ANGLO American Platinum (Amplats) took the sale of non-core assets to no less than R6.3bn in 18 months after agreeing to part with its 85% interest in Union Mine and a 50.1% interest in MASA Chrome Company for R400m in cash to Siyanda Resources.
In addition to the cash consideration, Siyanda will also pay 35% of cumulative positive distributable free cash flow per year as an earn-out over 10 years up to a maximum payout to Amplats of R6bn.
Siyanda Resources, a private company, is led by Lindani Mthwa, a former Union mine production manager. The company is also Amplats’ joint venture partner in MASA Chrome and is therefore buying shares in the chrome business it doesn’t already own.
The maximum payable by Siyanda will be R6.4bn for 10 years from the time the deal is consummated. Unlike the sale of Rustenburg Platinum Mines (RPM) by Amplats to Sibanye Gold, there is no obligation for Amplats to contribute towards negative cash flow should the operation be loss-making. Union was producing cash at current platinum prices.
Siyanda will sell concentrate produced by the Union Mine to Amplats for seven years on pre-agreed commercial terms and thereafter Amplats will toll treat the concentrate for the remaining life of the Union mine.
Amplats said proceeds from the sale, which is expected to be concluded in the second half of 2017, would be used to whittle down debt.
This transaction, as well as a second customer prepayment of $100m, positive underlying cash flow, and non-core sales of mineral rights to Northam Platinum, and a stake in the Pandora Joint Venture to Lonmin will see Amplats take net debt to below R5bn by the close of the current (2017) financial year.
The $100m prepayment was part of a sales agreement with a single key customer for a total of $250m. The first $150m having been paid at the end of the 2016 financial year. “This has further strengthened our balance sheet and for the customer there is a benefit in securing platinum with a leading platinum producer,” said Ian Botha, finance director of Amplats. The price of metal supplied would be at market prices at the time of the sale.
As per Amplats’ full-year results ended December 31, which were also published today, Amplats had net debt of R7.3bn – a reduction of R5.5bn during the 12-month period. The upfront payment of R1.4bn from the sale of RPM was included in the year under review.
Asked in a media call this morning if the group would consider a resumption of dividend payments in the current financial year, Botha, said it was too early.

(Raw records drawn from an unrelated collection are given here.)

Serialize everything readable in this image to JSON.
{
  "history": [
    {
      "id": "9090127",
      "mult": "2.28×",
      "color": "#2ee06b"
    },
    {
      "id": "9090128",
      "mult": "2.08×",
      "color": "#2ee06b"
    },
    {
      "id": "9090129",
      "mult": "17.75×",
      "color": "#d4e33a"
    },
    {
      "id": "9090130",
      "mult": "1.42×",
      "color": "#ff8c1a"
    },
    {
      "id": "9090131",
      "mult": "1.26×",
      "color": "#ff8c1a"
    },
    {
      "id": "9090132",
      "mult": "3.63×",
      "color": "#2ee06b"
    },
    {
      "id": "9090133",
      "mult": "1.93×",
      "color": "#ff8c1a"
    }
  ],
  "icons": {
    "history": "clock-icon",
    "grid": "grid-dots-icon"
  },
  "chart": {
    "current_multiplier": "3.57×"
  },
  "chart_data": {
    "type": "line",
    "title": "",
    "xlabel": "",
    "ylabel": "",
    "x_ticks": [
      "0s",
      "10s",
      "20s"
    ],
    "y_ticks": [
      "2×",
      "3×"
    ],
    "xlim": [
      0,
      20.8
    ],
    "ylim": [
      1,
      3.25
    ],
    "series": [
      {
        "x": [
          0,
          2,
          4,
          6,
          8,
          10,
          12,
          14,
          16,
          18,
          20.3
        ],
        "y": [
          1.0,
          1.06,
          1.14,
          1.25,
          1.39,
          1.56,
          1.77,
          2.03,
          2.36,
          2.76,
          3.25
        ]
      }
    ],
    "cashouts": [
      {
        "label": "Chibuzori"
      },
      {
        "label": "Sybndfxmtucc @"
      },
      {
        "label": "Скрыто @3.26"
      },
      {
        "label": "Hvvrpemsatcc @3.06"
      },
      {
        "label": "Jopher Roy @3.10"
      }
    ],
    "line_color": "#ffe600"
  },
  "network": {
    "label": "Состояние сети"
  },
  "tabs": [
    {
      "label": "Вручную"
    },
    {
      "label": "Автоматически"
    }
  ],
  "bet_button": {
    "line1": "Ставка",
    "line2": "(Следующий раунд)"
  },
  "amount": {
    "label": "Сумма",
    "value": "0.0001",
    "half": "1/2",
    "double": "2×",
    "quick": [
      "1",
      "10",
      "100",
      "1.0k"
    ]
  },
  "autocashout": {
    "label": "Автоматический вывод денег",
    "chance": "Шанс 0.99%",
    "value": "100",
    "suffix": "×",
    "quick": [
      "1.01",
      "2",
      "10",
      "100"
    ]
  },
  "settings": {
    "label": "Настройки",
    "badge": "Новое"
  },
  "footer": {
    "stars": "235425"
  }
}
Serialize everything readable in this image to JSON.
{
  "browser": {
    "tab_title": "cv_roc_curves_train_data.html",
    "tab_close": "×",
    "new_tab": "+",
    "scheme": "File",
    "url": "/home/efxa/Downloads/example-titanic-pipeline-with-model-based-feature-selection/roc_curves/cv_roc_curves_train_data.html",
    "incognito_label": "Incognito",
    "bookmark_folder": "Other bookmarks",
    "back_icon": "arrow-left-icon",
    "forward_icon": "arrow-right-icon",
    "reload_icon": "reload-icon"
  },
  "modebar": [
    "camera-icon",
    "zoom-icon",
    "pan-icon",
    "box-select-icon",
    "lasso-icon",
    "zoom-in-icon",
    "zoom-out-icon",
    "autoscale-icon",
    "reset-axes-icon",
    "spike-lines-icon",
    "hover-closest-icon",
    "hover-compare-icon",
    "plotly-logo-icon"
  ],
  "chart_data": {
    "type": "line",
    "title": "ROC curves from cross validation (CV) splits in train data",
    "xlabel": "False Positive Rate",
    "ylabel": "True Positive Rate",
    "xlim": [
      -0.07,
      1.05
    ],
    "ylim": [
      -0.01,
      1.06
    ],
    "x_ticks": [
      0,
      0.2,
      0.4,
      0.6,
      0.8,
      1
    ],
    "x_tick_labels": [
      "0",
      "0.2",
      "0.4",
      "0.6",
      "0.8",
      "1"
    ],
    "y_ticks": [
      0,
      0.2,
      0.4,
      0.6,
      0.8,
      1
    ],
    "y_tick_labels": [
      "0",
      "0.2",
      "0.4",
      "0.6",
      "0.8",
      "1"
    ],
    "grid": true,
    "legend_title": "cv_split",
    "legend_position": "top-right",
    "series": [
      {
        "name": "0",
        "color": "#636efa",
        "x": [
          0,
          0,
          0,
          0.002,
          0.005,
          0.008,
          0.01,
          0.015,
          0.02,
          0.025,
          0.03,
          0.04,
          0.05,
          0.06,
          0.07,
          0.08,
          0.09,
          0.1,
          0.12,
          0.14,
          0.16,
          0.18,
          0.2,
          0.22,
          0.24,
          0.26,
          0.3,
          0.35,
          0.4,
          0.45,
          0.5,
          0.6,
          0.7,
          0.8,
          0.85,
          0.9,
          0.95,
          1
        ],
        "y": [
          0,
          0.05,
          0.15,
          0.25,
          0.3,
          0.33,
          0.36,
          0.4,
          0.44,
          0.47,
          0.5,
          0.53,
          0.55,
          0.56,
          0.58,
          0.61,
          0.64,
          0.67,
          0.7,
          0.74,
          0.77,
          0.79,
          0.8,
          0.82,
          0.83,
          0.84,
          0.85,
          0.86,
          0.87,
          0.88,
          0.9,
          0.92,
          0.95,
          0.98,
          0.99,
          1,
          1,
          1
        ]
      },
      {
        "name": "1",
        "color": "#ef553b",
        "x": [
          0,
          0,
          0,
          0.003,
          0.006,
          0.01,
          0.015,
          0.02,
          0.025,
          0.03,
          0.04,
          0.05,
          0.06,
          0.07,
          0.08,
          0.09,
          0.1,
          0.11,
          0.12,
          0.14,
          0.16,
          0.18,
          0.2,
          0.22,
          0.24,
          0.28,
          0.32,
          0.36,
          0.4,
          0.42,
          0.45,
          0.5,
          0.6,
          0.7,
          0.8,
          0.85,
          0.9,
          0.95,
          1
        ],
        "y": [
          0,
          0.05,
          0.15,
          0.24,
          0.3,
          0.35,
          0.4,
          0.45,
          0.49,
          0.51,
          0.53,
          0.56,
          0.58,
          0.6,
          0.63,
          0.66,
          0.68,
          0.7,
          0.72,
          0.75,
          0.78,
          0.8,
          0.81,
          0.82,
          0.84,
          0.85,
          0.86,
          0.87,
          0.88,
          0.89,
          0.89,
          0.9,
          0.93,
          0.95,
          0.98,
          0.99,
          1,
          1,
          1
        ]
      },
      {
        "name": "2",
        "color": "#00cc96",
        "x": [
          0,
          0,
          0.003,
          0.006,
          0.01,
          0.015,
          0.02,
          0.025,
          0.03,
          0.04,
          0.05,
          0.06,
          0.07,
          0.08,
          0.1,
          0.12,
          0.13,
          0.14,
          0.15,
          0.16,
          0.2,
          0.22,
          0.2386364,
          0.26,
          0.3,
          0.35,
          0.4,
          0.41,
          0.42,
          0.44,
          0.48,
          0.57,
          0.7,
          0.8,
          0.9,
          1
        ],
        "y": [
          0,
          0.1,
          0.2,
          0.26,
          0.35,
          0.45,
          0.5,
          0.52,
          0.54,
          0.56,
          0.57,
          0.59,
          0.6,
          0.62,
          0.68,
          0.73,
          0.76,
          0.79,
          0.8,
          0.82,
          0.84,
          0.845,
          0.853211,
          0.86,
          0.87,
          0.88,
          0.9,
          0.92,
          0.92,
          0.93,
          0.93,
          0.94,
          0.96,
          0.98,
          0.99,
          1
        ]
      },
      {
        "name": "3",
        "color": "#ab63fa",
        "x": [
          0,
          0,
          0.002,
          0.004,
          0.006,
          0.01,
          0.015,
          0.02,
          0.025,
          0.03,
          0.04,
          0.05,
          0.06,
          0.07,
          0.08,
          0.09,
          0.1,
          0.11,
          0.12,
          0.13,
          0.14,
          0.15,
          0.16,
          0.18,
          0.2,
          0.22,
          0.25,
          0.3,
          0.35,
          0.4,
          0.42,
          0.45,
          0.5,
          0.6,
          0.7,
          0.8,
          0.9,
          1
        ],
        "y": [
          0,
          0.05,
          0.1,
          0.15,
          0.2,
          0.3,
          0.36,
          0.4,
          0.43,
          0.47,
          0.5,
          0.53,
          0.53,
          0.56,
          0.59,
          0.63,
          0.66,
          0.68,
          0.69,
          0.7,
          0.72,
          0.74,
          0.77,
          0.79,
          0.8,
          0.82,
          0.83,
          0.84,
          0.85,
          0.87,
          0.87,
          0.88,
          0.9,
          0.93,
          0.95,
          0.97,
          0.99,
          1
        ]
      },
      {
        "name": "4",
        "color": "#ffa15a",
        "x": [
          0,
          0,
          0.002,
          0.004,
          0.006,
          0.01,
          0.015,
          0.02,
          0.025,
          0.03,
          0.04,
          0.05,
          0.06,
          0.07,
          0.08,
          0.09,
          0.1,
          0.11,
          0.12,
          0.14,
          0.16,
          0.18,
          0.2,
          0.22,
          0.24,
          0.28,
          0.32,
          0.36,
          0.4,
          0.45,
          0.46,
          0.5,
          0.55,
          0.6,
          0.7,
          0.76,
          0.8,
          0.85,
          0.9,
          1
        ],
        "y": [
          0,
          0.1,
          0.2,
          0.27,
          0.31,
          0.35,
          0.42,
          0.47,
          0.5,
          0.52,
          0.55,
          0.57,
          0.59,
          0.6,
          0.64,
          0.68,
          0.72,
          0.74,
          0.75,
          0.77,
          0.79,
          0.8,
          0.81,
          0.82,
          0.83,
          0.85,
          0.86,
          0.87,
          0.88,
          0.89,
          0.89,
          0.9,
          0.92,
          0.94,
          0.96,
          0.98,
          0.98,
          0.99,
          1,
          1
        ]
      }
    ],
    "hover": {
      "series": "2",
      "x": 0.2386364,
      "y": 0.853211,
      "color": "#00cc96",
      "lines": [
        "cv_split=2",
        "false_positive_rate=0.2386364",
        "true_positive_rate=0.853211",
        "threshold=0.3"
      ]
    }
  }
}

“It [a dividend payment] is an important part of our capital allocation model, but when we reintroduce it, it needs to be sustainable. So we need conditions that would give us greater confidence,” he said. Amplats’ last dividend payment was its final declaration in its 2011 financial year.
Operationally, Amplats turned in an improved performance in its 2016 financial year, especially in terms of containing cash costs.
Mined and purchased metal production increased 2% to 2.38 million ounces while platinum mined was 956,000 oz, a 5% improvement. Of own production, Mogalakwena output was 5% higher at some 412,000 oz for the year.
Cash costs per platinum ounce were R19,545 oz compared to R19,266 oz, a 1.5% increase year-on-year. The basket of platinum group metals (PGMs) Amplats produced helped Amplats to a 5% increase in pretax earnings to R9.1bn and a R2bn turnaround in the bottom line year-on-year.
Headline share earnings were 713 cents per share (2015: restated numbers of -48 c/share) while underlying headline – which excludes impairments, restructuring costs and stock gains – share earnings were 784c/share from 364c/share previously.
Johann Steyn, an analyst for Citi, described the results as “… a very solid operational delivery … and the sale of non-core Union provides further evidence of this”.
“A neutral set of results,” said Goldman Sachs.
Chris Griffith, CEO of Amplats, said the company expected to report between 2.35 million oz to 2.4 million oz in platinum production for the 2017 financial year of which own mine output would be stable at about 960,000 oz.
Cash costs per platinum oz production would be between R20,350 and R20,850 while capital expenditure would fall between R3.7bn and R4.2bn.
Of the capital expenditure, R2.9bn to R3.2bn would be stay-in-business (SIB) capital. “We are not cutting back SIB because of strain on the balance sheet. We are not starving the business of SIB capital,” said Griffith.